My hypothesis was that it was the structure of the coffee+tiffin combo and not accounting for multiple orders in one ticket that caused the congestion. The wife’s diagnosis was rather different – she recognised the sugar counter as the bottleneck.

Most South Indian restaurants have ready two kinds of boiling milk – one with sugar and one without, and your choice of milk (or a linear combination) can be added to decoction to make coffee of the required sweetness for you. Maiya’s does it differently. They only have unsweetened milk, and you need to add the sugar yourself.
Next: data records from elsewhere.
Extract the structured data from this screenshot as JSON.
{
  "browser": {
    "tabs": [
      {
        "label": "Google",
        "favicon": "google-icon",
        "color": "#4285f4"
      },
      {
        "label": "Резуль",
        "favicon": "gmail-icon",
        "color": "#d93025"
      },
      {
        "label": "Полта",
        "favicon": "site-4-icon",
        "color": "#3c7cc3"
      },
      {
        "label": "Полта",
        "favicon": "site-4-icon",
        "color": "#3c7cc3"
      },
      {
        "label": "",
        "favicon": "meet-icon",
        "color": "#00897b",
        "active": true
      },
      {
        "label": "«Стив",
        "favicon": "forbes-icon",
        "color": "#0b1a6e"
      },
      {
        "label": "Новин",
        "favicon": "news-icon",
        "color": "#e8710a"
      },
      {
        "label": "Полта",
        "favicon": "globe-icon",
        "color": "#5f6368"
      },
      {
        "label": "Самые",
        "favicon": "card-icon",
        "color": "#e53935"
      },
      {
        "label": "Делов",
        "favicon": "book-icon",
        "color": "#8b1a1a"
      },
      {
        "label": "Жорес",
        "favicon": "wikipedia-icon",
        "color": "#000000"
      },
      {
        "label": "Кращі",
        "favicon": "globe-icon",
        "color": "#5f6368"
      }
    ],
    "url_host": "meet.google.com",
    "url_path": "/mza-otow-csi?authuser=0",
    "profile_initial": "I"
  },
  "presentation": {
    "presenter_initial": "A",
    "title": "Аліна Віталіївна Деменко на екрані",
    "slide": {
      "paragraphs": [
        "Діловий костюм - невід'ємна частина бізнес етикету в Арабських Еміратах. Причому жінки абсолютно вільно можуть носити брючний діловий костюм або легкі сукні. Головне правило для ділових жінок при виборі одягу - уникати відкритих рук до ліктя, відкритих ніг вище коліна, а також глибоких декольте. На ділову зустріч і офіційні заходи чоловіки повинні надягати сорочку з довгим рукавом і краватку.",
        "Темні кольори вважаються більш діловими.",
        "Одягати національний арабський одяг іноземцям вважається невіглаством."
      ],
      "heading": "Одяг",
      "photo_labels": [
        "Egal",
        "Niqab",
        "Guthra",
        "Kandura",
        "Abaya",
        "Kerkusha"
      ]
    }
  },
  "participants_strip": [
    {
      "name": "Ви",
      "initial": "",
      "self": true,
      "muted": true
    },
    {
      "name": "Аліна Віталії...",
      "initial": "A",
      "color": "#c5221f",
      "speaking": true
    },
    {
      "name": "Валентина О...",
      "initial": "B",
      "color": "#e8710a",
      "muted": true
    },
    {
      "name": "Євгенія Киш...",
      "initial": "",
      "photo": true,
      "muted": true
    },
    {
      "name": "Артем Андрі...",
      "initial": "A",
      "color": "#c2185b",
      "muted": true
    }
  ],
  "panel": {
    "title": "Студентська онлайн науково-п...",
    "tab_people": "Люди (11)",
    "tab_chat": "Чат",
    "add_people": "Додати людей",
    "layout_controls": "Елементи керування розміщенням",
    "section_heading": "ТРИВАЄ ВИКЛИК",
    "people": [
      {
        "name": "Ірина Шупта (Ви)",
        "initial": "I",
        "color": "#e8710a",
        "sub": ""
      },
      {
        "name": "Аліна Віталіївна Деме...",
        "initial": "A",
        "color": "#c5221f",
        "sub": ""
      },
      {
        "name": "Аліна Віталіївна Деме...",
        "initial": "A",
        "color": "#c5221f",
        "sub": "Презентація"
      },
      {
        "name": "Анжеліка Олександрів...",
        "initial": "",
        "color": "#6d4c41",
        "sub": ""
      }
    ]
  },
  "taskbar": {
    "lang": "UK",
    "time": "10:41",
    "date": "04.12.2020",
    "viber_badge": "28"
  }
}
So there is sugar placed in a bowl beyond the coffee counter where you add the sugar, get yourself a spoon (inconveniently placed before the coffee counter which means you stretch across) and go on while stirring the coffee. For non-regular customers (my untested hypothesis is that most Maiya’s customers are regulars), this is a novelty and leads to inefficiency of the full queue.

The wife argued that if Maiya’s were to keep both sweetened and unsweetened milk (like other restaurants), sugar could come pre-mixed in the coffee and the bottleneck could be eliminated. Since the barista doesn’t multitask (he fills exactly one cup at a time), there is no problem in miscommunication, etc.

The problem is that turnover of the unsweetened milk in other establishments is not high enough to maintain quality. The thing with the milk is that it needs to be constantly stirred, or at least poured from, for cream to not form in it (such cream can make the coffee gross). When the demand for a particular kind of milk (usually unsweetened) is low, it is not stirred enough, and cream forms. And then when you ask for coffee without sugar (or “less sugar” – remember linear combinations of the milks are possible) you end up with cream in your coffee.

This happened to me twice in the last three days. On Saturday I was having coffee at Hatti (opposite Maiya’s), asked for “strong, less sugar”, which meant I got some of the unsweetened milk, which means there was cream in my coffee. I had to spit out some to make it palatable. And the story repeated itself at the Vasudev Adigas in Jayanagar 8th Block on Sunday. Nice tasting coffee made gross by the cream.

It is to solve this problem that Maiya’s perhaps has only one kind of milk – it is constantly boiling away and being poured from, and there is no cream. And you get superior quality coffee. For which I’m willing to pay a premium.